Extracted data ▸

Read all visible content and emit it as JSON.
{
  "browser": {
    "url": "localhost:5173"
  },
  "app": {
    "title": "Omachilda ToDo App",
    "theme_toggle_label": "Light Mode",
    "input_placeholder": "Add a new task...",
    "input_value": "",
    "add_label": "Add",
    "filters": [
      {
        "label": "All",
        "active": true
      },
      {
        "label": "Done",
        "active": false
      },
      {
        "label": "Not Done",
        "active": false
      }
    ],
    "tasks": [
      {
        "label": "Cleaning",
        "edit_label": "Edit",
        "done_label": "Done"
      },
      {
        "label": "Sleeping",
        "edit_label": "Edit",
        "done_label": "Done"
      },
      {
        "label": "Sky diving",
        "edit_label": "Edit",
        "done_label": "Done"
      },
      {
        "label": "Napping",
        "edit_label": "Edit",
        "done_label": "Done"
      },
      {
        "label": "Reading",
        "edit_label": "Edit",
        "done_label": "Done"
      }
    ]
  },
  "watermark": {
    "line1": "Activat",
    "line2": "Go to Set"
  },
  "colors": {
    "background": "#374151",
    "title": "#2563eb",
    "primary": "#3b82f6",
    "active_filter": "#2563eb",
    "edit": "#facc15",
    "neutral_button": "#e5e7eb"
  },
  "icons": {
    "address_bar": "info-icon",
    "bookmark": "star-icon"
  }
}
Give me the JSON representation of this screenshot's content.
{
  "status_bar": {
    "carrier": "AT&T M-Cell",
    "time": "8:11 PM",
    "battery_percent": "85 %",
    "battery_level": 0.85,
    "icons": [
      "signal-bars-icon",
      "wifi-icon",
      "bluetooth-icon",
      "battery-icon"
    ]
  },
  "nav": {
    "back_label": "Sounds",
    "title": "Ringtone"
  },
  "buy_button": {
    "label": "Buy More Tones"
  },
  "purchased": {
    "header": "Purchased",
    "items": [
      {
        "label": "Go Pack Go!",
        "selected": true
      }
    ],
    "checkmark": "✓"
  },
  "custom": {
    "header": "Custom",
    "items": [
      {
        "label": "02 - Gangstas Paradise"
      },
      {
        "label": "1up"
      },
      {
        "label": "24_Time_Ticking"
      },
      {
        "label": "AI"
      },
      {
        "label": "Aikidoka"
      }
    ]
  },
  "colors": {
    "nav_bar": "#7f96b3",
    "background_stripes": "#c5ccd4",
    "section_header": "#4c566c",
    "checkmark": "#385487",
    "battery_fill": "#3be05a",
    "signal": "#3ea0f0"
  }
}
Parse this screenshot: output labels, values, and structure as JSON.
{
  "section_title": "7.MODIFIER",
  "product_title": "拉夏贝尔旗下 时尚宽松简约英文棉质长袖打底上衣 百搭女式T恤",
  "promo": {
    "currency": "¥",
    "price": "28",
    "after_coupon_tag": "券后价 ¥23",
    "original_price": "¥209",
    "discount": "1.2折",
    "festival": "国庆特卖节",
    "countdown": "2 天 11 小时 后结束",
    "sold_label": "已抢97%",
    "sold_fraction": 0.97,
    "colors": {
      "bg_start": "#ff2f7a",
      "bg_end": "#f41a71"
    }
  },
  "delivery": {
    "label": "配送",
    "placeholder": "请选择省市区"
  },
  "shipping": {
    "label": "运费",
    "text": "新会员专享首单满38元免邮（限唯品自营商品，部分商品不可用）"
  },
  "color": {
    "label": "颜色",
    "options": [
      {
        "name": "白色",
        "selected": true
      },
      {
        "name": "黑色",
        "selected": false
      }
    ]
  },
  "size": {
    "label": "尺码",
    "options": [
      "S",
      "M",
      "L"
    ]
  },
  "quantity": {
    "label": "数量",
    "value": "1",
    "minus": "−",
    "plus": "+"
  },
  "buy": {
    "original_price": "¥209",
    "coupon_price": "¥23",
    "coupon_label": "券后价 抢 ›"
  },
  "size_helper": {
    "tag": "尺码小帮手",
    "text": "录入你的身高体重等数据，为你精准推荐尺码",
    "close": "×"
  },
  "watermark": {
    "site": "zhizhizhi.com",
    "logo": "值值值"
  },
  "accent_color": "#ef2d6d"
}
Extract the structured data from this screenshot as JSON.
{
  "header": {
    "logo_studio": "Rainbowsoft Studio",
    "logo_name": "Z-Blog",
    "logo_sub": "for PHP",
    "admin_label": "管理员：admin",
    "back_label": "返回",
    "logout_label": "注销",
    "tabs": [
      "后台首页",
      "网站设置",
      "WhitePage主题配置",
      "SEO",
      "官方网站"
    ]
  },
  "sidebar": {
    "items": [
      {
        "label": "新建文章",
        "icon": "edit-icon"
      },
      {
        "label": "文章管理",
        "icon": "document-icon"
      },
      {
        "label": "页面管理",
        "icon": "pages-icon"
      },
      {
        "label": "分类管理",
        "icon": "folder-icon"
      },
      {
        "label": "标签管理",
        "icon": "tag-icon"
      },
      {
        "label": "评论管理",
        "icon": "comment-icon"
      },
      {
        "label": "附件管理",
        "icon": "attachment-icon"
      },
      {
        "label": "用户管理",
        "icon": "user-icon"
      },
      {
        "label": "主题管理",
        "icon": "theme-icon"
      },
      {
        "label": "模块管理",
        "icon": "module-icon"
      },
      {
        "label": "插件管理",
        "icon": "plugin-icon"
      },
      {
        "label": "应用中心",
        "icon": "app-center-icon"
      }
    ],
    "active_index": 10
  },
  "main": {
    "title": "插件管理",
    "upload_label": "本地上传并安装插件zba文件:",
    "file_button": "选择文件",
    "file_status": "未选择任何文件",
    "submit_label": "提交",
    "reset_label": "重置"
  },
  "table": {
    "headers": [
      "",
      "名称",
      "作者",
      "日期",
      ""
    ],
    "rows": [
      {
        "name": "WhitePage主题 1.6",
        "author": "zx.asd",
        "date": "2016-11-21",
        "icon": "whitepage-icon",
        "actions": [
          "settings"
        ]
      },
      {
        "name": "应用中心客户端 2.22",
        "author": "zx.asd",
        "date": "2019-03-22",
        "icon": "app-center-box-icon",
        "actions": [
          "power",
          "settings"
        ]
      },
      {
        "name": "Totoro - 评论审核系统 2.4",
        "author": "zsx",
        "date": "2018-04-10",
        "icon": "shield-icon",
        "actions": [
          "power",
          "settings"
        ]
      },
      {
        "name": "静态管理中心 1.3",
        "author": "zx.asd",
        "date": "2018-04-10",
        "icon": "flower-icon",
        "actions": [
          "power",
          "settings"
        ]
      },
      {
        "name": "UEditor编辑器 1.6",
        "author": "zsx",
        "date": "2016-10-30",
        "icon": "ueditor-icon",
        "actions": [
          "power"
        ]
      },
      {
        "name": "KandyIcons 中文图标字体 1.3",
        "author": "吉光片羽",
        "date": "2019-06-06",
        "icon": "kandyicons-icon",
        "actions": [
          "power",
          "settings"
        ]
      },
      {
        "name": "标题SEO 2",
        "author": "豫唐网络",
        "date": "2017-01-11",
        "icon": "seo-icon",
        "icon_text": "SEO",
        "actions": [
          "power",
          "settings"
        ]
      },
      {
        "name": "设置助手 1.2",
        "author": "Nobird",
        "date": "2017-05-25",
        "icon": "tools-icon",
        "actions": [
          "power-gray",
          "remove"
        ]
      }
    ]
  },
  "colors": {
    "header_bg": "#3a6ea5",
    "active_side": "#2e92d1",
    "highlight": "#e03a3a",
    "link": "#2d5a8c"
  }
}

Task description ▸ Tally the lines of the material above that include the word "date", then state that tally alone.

Exercise response ▸ 8